Conditional grants programs, the Supreme Court says, are “in the nature of a contract.” They’re permissible on two key conditions: (1) states must have a choice to participate (they can’t be commandeered); and (2) the grant conditions must be cleared stated at the front end. That’s sensible as far as it goes, but it misses two incentive problems. First, all federal grant programs create a fiscal asymmetry: taxpayers in non-participating states will pay “their” share of the program one way or the other. The state as a state can say “no” only to the proceeds, not to its taxpayers’ contributions. Second, funding programs create powerful lock-in effects. Political and fiscal considerations make it well-nigh impossible to exit or even limit the programs. Every unspent or cut state dollar is a federal dollar (or some fraction or multiple thereof) left on the table. [Emphasis added]

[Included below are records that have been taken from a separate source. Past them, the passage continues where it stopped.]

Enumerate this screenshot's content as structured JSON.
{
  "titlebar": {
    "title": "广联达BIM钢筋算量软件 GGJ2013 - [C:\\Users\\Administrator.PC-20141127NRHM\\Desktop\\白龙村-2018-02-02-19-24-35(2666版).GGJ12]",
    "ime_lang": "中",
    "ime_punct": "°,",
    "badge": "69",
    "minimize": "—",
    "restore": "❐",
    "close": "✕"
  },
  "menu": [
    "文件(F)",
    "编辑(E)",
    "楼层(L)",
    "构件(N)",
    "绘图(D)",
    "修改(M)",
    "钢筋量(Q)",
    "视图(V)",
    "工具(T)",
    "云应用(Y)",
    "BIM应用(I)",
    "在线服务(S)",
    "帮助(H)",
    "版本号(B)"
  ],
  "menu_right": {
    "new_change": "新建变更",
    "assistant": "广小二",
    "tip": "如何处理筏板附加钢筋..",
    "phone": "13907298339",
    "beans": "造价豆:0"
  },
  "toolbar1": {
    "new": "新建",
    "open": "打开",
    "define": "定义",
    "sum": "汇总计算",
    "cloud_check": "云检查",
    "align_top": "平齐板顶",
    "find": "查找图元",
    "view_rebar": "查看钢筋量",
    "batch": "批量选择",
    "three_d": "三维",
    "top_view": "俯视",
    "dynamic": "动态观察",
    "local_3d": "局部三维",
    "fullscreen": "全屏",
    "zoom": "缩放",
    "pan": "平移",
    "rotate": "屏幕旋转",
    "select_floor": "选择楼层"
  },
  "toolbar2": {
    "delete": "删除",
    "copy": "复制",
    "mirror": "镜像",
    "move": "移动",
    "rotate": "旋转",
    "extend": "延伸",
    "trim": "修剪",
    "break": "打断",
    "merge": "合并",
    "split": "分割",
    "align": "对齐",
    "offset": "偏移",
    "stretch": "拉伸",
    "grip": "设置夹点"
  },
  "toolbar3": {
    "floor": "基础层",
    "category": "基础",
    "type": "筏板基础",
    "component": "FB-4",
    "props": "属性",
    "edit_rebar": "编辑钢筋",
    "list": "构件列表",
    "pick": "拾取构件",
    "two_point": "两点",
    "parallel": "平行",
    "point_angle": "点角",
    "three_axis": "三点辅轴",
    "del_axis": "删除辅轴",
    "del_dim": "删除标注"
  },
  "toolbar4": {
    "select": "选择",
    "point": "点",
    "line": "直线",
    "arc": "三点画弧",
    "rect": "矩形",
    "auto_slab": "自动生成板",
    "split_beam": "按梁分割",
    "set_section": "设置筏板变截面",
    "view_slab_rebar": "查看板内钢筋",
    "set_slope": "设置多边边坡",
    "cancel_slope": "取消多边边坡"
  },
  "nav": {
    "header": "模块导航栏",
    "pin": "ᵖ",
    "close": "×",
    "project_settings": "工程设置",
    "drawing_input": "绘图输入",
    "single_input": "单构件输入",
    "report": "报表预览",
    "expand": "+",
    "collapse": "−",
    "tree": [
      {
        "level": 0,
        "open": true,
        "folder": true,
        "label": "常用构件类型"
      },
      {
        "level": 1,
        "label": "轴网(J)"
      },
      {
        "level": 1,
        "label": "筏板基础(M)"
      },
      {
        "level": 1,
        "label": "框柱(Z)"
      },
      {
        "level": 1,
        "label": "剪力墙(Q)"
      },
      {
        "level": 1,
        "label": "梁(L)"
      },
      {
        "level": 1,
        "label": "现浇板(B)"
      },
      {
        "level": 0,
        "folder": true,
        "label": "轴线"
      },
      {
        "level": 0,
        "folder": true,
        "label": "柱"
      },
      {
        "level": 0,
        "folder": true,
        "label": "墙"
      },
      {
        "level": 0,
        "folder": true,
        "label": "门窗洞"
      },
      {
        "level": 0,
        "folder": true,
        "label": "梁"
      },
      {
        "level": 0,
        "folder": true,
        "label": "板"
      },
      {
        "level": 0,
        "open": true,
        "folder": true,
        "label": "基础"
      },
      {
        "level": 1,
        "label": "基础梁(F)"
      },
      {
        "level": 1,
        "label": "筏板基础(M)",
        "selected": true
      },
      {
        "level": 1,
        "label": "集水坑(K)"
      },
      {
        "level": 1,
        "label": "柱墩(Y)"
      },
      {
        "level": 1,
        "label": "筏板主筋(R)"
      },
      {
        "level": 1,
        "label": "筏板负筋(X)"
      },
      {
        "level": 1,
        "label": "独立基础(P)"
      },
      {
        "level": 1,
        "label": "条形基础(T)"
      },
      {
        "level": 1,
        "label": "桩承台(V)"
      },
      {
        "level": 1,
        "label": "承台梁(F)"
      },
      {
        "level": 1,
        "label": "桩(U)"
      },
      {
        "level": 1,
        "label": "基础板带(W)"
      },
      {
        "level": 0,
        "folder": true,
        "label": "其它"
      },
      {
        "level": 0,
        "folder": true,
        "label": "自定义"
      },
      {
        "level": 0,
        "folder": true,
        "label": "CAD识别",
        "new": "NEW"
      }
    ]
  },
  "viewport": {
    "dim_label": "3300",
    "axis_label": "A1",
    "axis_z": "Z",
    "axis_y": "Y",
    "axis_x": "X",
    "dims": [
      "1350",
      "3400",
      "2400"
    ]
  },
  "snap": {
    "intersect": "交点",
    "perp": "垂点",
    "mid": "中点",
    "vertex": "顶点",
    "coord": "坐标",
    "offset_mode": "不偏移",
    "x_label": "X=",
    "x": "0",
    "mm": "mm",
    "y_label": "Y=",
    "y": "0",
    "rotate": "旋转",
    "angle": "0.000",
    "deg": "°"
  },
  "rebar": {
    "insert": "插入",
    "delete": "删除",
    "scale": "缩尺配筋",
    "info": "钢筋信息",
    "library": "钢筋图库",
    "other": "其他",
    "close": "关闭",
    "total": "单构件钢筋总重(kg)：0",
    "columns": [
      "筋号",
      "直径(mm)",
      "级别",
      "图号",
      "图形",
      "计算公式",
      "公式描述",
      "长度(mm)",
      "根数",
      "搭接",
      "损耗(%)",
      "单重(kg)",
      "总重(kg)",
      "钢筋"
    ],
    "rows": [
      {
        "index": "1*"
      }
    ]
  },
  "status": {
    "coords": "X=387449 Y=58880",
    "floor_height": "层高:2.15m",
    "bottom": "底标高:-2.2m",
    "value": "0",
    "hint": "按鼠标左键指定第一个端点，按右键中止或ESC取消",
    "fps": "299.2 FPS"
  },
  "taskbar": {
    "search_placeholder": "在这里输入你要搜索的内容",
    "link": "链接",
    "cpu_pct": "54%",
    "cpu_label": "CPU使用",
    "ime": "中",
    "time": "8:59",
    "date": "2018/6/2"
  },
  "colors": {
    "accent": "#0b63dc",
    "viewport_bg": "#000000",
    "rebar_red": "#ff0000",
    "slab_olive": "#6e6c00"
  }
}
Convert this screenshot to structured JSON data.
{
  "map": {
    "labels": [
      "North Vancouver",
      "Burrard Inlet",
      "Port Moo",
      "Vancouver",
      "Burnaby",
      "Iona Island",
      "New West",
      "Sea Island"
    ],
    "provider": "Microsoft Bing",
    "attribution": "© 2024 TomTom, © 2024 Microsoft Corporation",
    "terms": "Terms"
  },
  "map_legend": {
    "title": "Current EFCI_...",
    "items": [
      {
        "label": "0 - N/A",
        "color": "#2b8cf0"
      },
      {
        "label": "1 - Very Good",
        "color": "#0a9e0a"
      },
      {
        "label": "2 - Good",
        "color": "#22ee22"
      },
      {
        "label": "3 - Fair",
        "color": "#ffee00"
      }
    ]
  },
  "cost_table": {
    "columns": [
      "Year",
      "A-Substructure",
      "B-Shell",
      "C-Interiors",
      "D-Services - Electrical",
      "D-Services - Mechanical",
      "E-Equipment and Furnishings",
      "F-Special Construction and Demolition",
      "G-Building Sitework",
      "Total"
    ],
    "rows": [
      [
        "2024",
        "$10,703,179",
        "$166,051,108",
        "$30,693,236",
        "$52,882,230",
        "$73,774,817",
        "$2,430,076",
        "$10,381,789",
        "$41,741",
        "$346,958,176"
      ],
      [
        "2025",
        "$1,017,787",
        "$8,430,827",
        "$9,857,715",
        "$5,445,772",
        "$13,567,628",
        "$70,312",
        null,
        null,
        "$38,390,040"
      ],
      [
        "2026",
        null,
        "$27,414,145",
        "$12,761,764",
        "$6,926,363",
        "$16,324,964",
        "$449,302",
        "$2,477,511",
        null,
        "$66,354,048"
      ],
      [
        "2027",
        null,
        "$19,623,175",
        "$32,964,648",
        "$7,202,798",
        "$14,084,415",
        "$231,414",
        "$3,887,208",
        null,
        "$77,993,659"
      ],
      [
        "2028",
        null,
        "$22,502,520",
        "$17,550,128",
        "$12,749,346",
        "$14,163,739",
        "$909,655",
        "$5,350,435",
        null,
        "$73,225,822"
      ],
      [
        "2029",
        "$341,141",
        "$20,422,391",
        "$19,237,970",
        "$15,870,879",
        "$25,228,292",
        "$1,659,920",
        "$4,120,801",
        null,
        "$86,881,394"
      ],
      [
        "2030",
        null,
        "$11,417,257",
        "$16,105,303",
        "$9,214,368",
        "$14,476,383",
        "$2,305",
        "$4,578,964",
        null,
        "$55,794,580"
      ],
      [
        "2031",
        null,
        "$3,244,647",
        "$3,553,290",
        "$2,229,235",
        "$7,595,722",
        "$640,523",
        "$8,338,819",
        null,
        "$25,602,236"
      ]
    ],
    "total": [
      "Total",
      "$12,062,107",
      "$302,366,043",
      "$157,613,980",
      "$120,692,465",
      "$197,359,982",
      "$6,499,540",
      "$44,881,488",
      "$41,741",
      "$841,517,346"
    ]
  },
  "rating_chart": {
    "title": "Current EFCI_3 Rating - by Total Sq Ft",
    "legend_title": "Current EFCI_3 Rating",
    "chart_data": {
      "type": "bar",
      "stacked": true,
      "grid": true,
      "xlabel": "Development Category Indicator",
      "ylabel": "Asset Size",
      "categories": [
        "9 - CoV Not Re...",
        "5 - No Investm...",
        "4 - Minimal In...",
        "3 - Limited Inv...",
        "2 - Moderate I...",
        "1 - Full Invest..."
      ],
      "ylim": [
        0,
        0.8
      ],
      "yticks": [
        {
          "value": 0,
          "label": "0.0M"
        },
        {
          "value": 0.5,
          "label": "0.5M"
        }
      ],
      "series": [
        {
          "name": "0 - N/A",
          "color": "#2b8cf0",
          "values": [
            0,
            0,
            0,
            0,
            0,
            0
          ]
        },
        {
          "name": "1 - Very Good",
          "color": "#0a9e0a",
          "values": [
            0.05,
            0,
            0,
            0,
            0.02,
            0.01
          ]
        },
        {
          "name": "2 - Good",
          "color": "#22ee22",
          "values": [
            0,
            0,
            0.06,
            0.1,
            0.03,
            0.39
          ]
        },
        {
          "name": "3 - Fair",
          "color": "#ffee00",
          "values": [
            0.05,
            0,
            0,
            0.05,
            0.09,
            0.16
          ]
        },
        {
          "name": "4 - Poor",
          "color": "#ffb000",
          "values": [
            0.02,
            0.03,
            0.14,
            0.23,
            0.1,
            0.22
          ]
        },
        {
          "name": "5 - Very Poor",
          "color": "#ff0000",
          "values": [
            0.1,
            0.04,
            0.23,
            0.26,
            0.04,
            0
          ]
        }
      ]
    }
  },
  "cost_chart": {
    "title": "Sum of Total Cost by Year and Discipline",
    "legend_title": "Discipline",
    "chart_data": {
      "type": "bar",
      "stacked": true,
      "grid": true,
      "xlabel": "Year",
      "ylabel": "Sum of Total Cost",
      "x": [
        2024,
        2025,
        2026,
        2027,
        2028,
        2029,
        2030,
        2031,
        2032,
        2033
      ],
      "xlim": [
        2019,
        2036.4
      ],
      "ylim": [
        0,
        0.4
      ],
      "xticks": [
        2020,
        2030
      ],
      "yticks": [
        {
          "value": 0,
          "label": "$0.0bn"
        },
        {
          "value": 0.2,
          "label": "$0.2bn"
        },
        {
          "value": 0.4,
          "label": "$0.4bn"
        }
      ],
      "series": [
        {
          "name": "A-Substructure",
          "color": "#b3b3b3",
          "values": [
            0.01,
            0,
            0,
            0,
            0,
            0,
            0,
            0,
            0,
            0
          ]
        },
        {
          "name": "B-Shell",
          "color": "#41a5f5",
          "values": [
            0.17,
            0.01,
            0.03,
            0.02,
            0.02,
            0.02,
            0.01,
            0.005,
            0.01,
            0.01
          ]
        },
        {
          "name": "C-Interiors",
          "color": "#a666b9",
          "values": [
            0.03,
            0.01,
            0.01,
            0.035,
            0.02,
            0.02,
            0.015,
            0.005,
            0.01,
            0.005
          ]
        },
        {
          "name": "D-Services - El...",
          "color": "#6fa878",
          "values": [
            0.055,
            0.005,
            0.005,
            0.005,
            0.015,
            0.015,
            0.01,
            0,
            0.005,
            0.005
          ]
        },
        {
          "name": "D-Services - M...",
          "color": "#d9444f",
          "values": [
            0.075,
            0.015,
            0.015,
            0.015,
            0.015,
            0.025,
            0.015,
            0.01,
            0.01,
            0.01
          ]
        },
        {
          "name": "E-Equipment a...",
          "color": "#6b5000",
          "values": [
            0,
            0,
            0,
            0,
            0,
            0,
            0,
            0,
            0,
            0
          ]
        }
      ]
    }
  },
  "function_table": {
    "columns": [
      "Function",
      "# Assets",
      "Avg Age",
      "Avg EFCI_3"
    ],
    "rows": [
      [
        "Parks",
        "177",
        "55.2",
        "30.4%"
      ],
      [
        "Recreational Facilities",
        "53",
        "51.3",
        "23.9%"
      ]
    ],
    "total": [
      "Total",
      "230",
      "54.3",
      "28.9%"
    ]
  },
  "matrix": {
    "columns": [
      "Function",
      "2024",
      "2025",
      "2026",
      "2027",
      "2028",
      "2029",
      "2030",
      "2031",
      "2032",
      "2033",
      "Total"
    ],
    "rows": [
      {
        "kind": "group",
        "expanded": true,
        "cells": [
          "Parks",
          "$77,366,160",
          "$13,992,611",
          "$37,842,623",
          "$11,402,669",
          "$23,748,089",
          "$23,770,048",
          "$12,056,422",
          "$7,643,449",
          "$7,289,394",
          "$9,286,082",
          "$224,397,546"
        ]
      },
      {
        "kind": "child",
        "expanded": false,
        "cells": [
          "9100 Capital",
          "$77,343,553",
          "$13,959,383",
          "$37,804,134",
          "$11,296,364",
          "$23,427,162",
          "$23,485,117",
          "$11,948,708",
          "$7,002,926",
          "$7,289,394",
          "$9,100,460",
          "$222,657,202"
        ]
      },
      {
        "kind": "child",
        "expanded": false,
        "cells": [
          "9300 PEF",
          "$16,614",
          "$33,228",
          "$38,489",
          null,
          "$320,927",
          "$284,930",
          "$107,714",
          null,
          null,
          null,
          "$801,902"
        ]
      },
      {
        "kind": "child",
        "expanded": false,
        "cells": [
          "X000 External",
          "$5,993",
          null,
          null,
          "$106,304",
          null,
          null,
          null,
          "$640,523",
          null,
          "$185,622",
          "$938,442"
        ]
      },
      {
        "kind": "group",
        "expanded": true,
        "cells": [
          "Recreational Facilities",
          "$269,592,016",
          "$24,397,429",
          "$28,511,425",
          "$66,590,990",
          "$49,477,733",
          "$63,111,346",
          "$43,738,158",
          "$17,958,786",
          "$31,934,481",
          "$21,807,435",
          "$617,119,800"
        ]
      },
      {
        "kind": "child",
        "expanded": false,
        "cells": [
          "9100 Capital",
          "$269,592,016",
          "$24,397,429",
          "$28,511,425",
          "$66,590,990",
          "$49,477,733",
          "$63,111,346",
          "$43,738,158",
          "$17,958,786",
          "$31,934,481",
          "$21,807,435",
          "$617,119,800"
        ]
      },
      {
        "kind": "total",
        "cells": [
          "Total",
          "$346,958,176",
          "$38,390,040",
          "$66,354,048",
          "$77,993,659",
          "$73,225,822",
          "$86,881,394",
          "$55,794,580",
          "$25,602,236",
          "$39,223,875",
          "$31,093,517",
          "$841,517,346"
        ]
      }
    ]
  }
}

To contain these incentive problems, Greve has recommended that taxpayers residing in states that choose to opt out of conditional grant programs, like Medicaid, should be spared some share of their federal tax burden, roughly commensurate with the share of federal expenditures devoted to the grant program in question. So if the federal government devotes 8 percent of its budget to Medicaid, states that choose not to participate in Medicaid should be spared 8 percent of the federal tax burden, and so on.
Though it is difficult to imagine Democrats in Congress embracing Greve’s proposal, and though it would be difficult to implement in practice, federalizing the costs associated with the dual eligibles might have some of the beneficial effects of Greve’s opt-out clause.